[5]Guy Hocquenghem, “We All Can’t Die in Bed,” in “Schizo-Culture,” themed issue, Semiotext(e) 3, no. 2 (1978): 28–32, at 31.
[6]François Peraldi, “Postface: Masochism and Polysexuality,” in “Polysexuality,” themed issue, Semiotext(e) 4, no. 1 (1981): 167–70, at 168.
[7]Gilles Deleuze, “Désir,” L'Abécédaire de Gilles Deleuze, directed by Pierre-André Boutang (Paris: Editions Montparnasse, 1996). My translation.
[8]For Sigmund Freud, masochistic desires were not a secondary degeneration of desire but a neurosis that had been caused by infantile experiences. He distinguished three different forms of masochism: erotogenic, feminine, and moral. While the erotogenic masochistic desire seeks pleasure from physical pain and the feminine from the performance of submission, the moral masochist is characterized by their desire for punishment based on almost paralyzing feelings of guilt. See Sigmund Freud, “The Economic Problem of Masochism,” in The Standard Edition of the Complete Psychological Works of Sigmund Freud, ed. and trans. James Strachey (London: Hogarth, 1955), 19:159–70.
[9]Gilles Deleuze and Félix Guattari, A Thousand Plateaus: Capitalism and Schizophrenia, trans. Brian Massumi (Minneapolis: University of Minnesota Press, 2005), 155.
[10]Peraldi, “Postface,” 169.
[11]Michel Foucault, “Sexual Choice, Sexual Act: An Interview with Michel Foucault,” interview by James O’Higgens, Salmagundi 58/59 (Fall/Winter 1983): 10–24, at 20.
[12]Michel Foucault, “The Gay Science,” trans. Nicolae Morar and Daniel W. Smith, Critical Inquiry 37, no. 3 (Spring 2011): 385–403, at 396–97.
[13]Ibid., 389.
[14]See Jack Fritscher, Robert Mapplethorpe: Assault with a Deadly Camera (Mamaroneck, NY: Hastings House, 1994), 479, 510.
[15]Terence Sellers, “Famous versus Infamous” [1998], ­Terrence Sellers (personal website).
[16]See P. Califia, “Unraveling the Sexual Fringe: A Secret Side of Lesbian Sexuality,” Advocate, December 27, 1979, 19–23, at 22.
[17]Michel Foucault, “Sade: Sergeant of Sex” [1975], in Foucault Live: Collected Interviews, 1961–1984, ed. Sylvère Lotringer, trans. Lysa Hochroth and John Johnston (New York: Semiotext(e), 1996), 186–89, at 187.

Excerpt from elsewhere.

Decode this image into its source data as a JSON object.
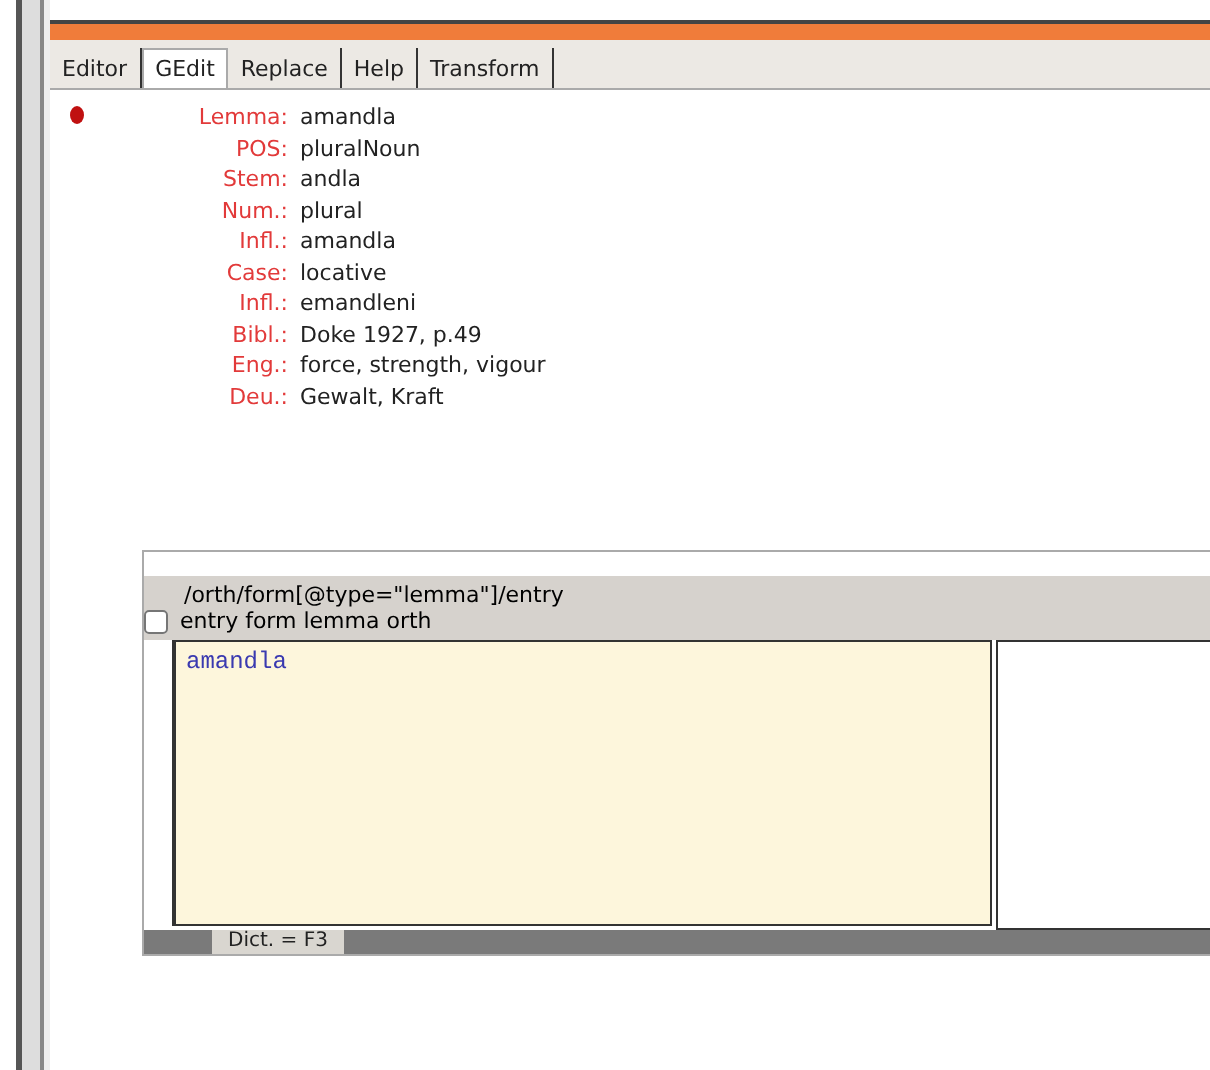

[18]P.Califia, “Whip It Good,” review of The Correct Sadist by Terence Sellers, East Village Eye, June 1984, 60–61, at 61.
[19]Richard Meyer, “Imagining Sadomasochism: Robert ­Mapplethorpe and the Masquerade of Photography,” Qui Parle 4, no. 1 (Fall 1990): 62–78, at 65.
[20]See Drew Sawyer, “1976–1980: DeSana’s Downtown Scene and Collaborations: No Wave to S-M,” in Jimmy DeSana: Submission, exh. cat. (New York: Brooklyn Museum, 2022), 50–79, at 57.